The first silly marketing buzzwords I saw were "toasted buttery brioche bun".  It's bread.  Just bread.  There's no significant taste difference between this bun and the cheapest generic hamburger bun you're likely to find at your local grocery store.  I am fully aware that some of the people who just read that sentence are already adjusting their glasses on their nose and frantically Googling so that they can say "well, technically, a Brioche Bun has blah, blah blah, yackety, schmackety doo", but your taste buds don't taste "technically".  They taste plain white bread that's holding your burger in place.

But the most striking buzzwords are the ones that are fairly new to the American fast food scene; so new that it inspired me to try this burger because I haven't had time to grow cynical towards them yet.

It's Wagyu... AND it's from a steakhouse?

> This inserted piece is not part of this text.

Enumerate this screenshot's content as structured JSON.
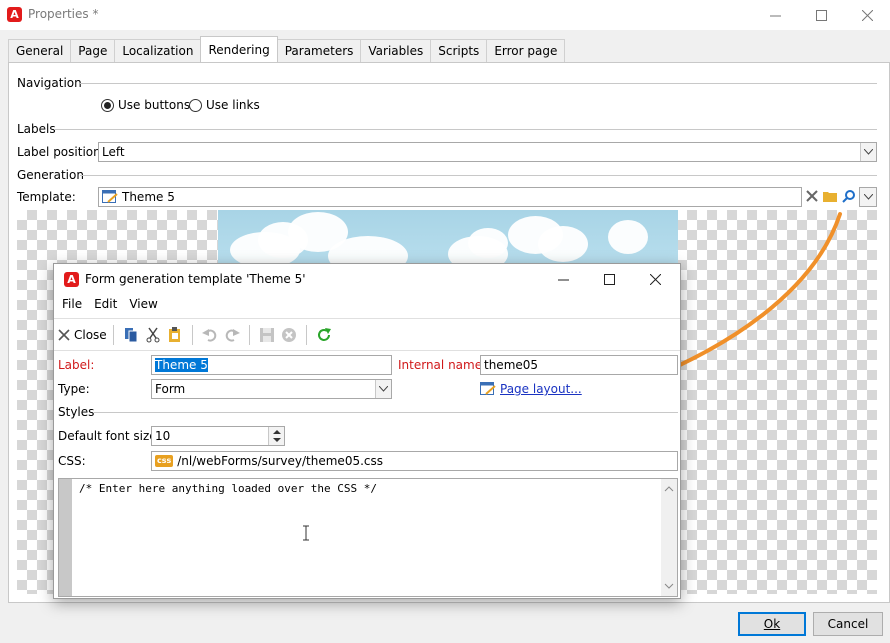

Well, slap my ass and call me Wolfgang Puck, I've got to try this fancy burger!

So, off to the local Arby's I went, without even so much as googling the word "Wagyu" or noticing that the product description calls it a "Wagyu blended burger".

As it turned out, the fine print of this limited time burger explains that it's made from a blend of 52% American Wagyu and 48% ground beef.  Alright, so there's more truth to the Wagyu claim than the companies that put "made with whole grains" on their package, but still, when a product contains just a smidgen over 50% of what you've named it, you're not exactly going to win a trophy for truth in advertising.  Imagine if I sold you a BMW and it was built with 52% authentic BMW parts, with the other 48% made up of the cheapest things that I could find.

Also, take note of the fact that the name of the product conveniently leaves off the word "American".  That's because authentic Wagyu beef is Japanese.  You can read more about the differences between authentic Japanese Wagyu and American Wagyu at Wagyuman.com, but if you don't have time to go through the whole article, the key takeaway is the statement that "American Wagyu is an imitation at best".

There's more than a little bit of bullshit going on here with the name of this product, but I guess I can't expect them to call it a "Half Imitation Wagyu, Half Ground Beef, Drive Thru Fast Food Burger" when they can legally call it a Wagyu Steakhouse Burger.

For what it's worth, it really is a very tasty burger.  It's not going to change your life or anything, but it's better than a Big Mac or a Whopper, and more like the kind of burger that you'd get at a good roadside diner than a fast food meal.  I guess I can't blame Arby's for bending the truth with the name of the product to get people to come in and try it.  After all, it worked.